Analysis: The sample size may be small, but Stefanski failed his one big test in his three game audition for the offensive coordinator spot by not getting the offense to pull off a badly-needed win over Chicago. The Vikings may give him an interview for the full-time spot, but guesses are he will want a fresh start (Cleveland maybe?). The Vikings defense showed some pretty severe weaknesses in defending the run and playing misdirection plays this season and that should cost George Edwards, who has been no more than a placeholder, his spot. Barone and Janocko were thrust into a really bad situation thanks to Tony Sparano’s untimely passing and they failed to get the offensive line to gel sufficiently. It would be best to clean the slate and start over at the coaching position on the O-Line. Ficken’s struggles have flown under the radar for a number of years on this staff, but interestingly enough, when whispers first started to come out that maybe it was he, and not Mike Priefer, who was the culprit for the special teams struggles, the Vikings special teams suddenly began to play better. That hints that perhaps Priefer took back some of Ficken’s responsibilities and that Ficken is the one who will get the sack for the special teams struggles.
For how stacked a roster this team had going into the year, this season was a massive disappointment. The untimely passings of Tony Sparano and Fred Zamberletti clearly took a lot of wind out of the team’s sails after their deep playoff run a season ago, as has been the precedent in team history when shocking tragic losses have hit. That said, there were other things which undid this season as well.
On offense, what was feared to be their Achilles heel, namely their offensive line, proved to be the team’s undoing. Reiff and Elflein were the only players on the line to play consistently well, and without good play from the line, the running game and passing game suffered immensely. From there everything unwound. Unsupported by an offense which struggled to keep the ball and score points, the defense would wear out late in games, leading to the team being unable to hold leads or mount comebacks.
On defense, the Vikings’ one major deficiency was exposed very early in the season and the team seemed to be unable to address it adequately for the rest of the year. The 49ers ripped the Vikings defense apart on misdirection plays on opening weekend and right on cue all the Vikings remaining opponents attacked them the same way. Some were better at it than others, but the fact still stood that the Vikings defense could not adequately handle misdirection plays.
On special teams, the disastrous knee-jerk reaction of releasing Daniel Carlson over one bad game threw the special teams unit into a state of nervous wreck which it took most of the season to calm. The talent and coaching ability is still there, as their play at the end of the season manifested, but Zimmer and Spielman must show more patience with the young, pivotal players on that unit if they want more consistent success in the future.
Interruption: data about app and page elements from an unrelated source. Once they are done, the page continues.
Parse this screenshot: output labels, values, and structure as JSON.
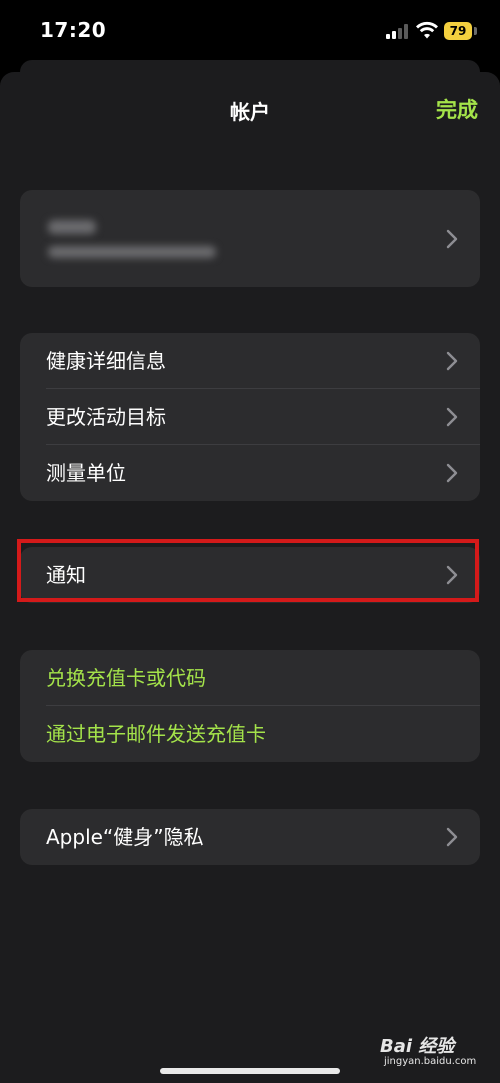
{
  "status_bar": {
    "time": "17:20",
    "battery_level": "79",
    "battery_color": "#f4d03f"
  },
  "nav": {
    "title": "帐户",
    "done_label": "完成",
    "accent_color": "#a4e34a"
  },
  "account_group": {
    "chevron_icon": "chevron-right-icon"
  },
  "health_group": {
    "items": [
      {
        "label": "健康详细信息"
      },
      {
        "label": "更改活动目标"
      },
      {
        "label": "测量单位"
      }
    ]
  },
  "notifications_group": {
    "items": [
      {
        "label": "通知"
      }
    ]
  },
  "gift_group": {
    "items": [
      {
        "label": "兑换充值卡或代码"
      },
      {
        "label": "通过电子邮件发送充值卡"
      }
    ]
  },
  "privacy_group": {
    "items": [
      {
        "label": "Apple“健身”隐私"
      }
    ]
  },
  "highlight_color": "#d41a1a",
  "watermark": {
    "brand": "Bai 经验",
    "url": "jingyan.baidu.com"
  }
}
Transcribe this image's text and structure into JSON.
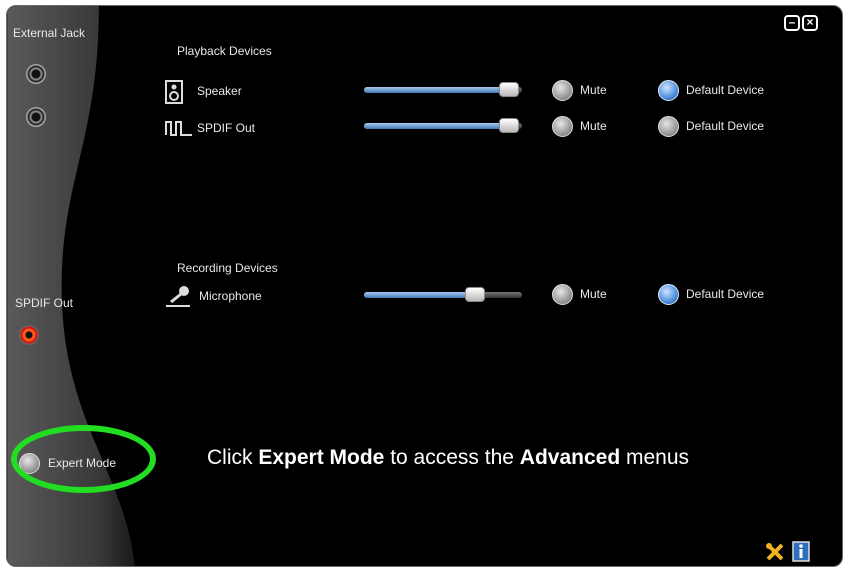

There is a laundry list of matters to address going into 2019 for the Vikings. However, if Zimmer and Spileman can learn the correct lessons from the 2018 disappointment, there is no reason not to be confident that the Vikings can re-assert their place as the kings of the NFC north next season. The key will be however, were the correct lessons learned?
© 2019 Grant Dahl & On This Terrestrial Ball. All rights reserved. This material may not be re-published, re-broadcast, re-written or re-distributed without permission from the author of this piece. Stated permissions have been granted to PurplePTSD.com